Oklahoma Governor Mary Fallin is looking for a little divine intervention — and she’s willing to use the power of the governorship to get it.† In the midst of a record heat wave and drought, she’s sanctioning a statewide day of prayer, asking for God to let the waters fall.
It’s yet another example of political figures using their elected offices to legitimize and sanctify religious activities, hoping that a direct line to a deity’s ear might fix problems the elected official believes is simply beyond his or her control.

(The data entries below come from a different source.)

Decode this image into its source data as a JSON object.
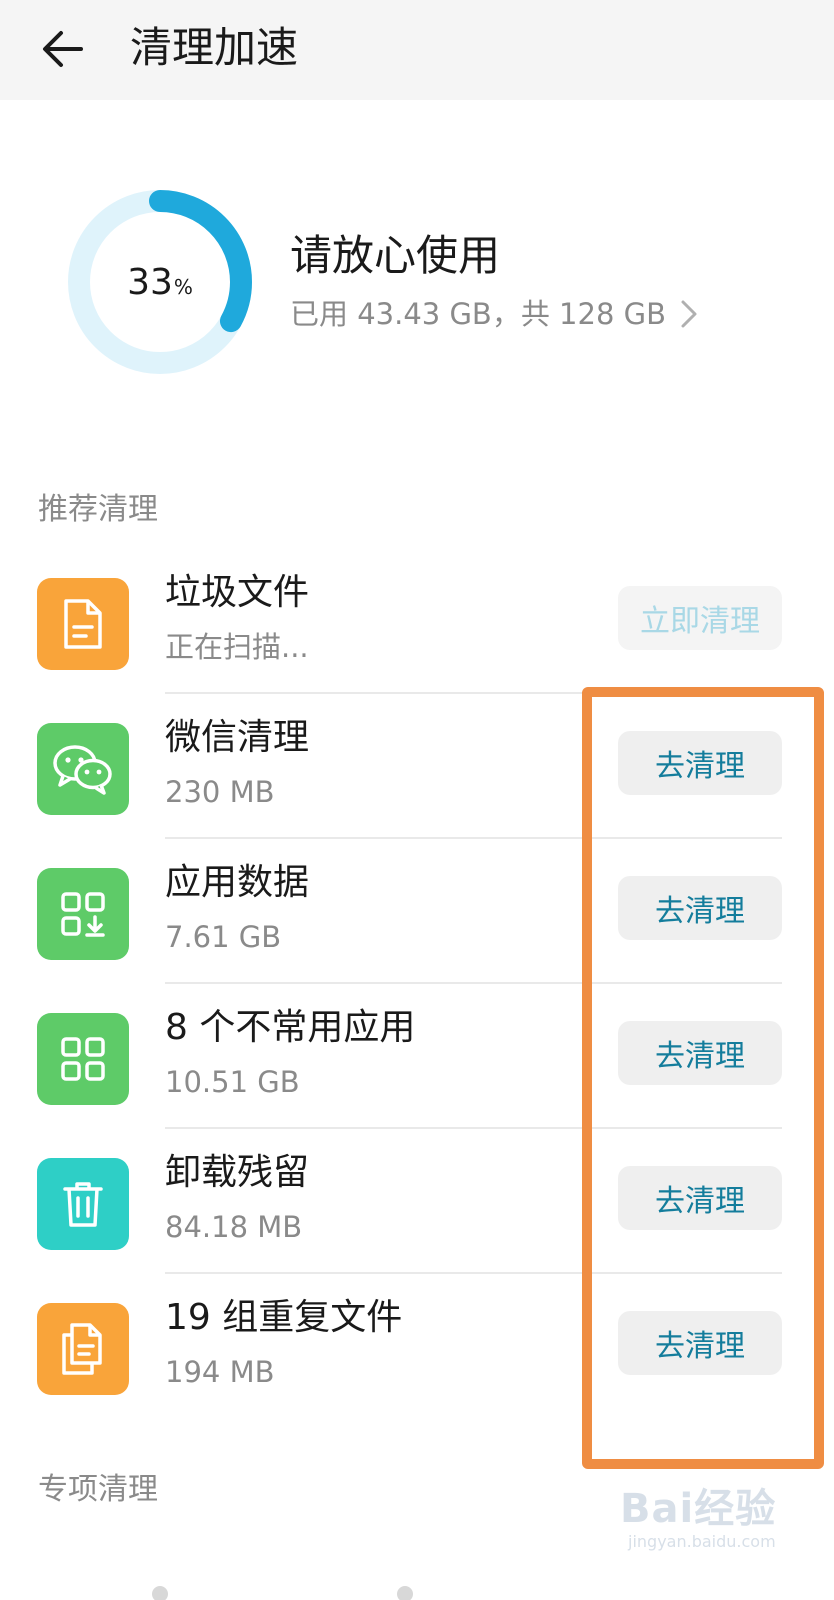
{
  "header": {
    "title": "清理加速"
  },
  "storage": {
    "percent_value": "33",
    "percent_sign": "%",
    "usage_fraction": 0.33,
    "status": "请放心使用",
    "detail": "已用 43.43 GB，共 128 GB"
  },
  "recommended": {
    "title": "推荐清理",
    "items": [
      {
        "name": "垃圾文件",
        "size": "正在扫描...",
        "action": "立即清理",
        "icon": "document-icon",
        "color": "#f9a43a"
      },
      {
        "name": "微信清理",
        "size": "230 MB",
        "action": "去清理",
        "icon": "wechat-icon",
        "color": "#5ecb68"
      },
      {
        "name": "应用数据",
        "size": "7.61 GB",
        "action": "去清理",
        "icon": "app-data-icon",
        "color": "#5ecb68"
      },
      {
        "name": "8 个不常用应用",
        "size": "10.51 GB",
        "action": "去清理",
        "icon": "apps-grid-icon",
        "color": "#5ecb68"
      },
      {
        "name": "卸载残留",
        "size": "84.18 MB",
        "action": "去清理",
        "icon": "trash-icon",
        "color": "#2ecfc6"
      },
      {
        "name": "19 组重复文件",
        "size": "194 MB",
        "action": "去清理",
        "icon": "duplicate-files-icon",
        "color": "#f9a43a"
      }
    ]
  },
  "special": {
    "title": "专项清理"
  },
  "watermark": {
    "logo": "Bai经验",
    "url": "jingyan.baidu.com"
  },
  "colors": {
    "accent": "#1fa9dc",
    "ring_track": "#dff3fb",
    "button_text": "#147d9c",
    "highlight": "#ef8d43"
  }
}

Just recently, a Pennsylvania mayor held a three day prayer fest meant to help the city look for guidance on how to better cooperate and solve their problems.† And of course Texas Governor Rick Perry will throw a prayer session for pretty much anything — from rain to possible conversions.†† Florida Governor Rick Scott said he was praying for rain last month, although he didn’t launch an actual public event in order harness the power of prayer.
But does advocating prayer as an answer, and requesting public support, violate the ideas of the separation of church and state?† It may become a bigger question as more and more leaders are turning to prayer as a first line of defense in the face of trying times.
And, although it may be happening with much more frequency, rain-prayer, even pushed by the state government, isn’t entirely a new thing.† In 2007, Governor Sonny Perdue of Georgia brought 100 people to the capital to “…very reverently and respectfully pray up a storm,” as he put it.
I guess when state governments are looking at such dire budgetary shortfalls, prayer is much more fiscally responsible than seeding clouds.
photo credit: Sakurai Midori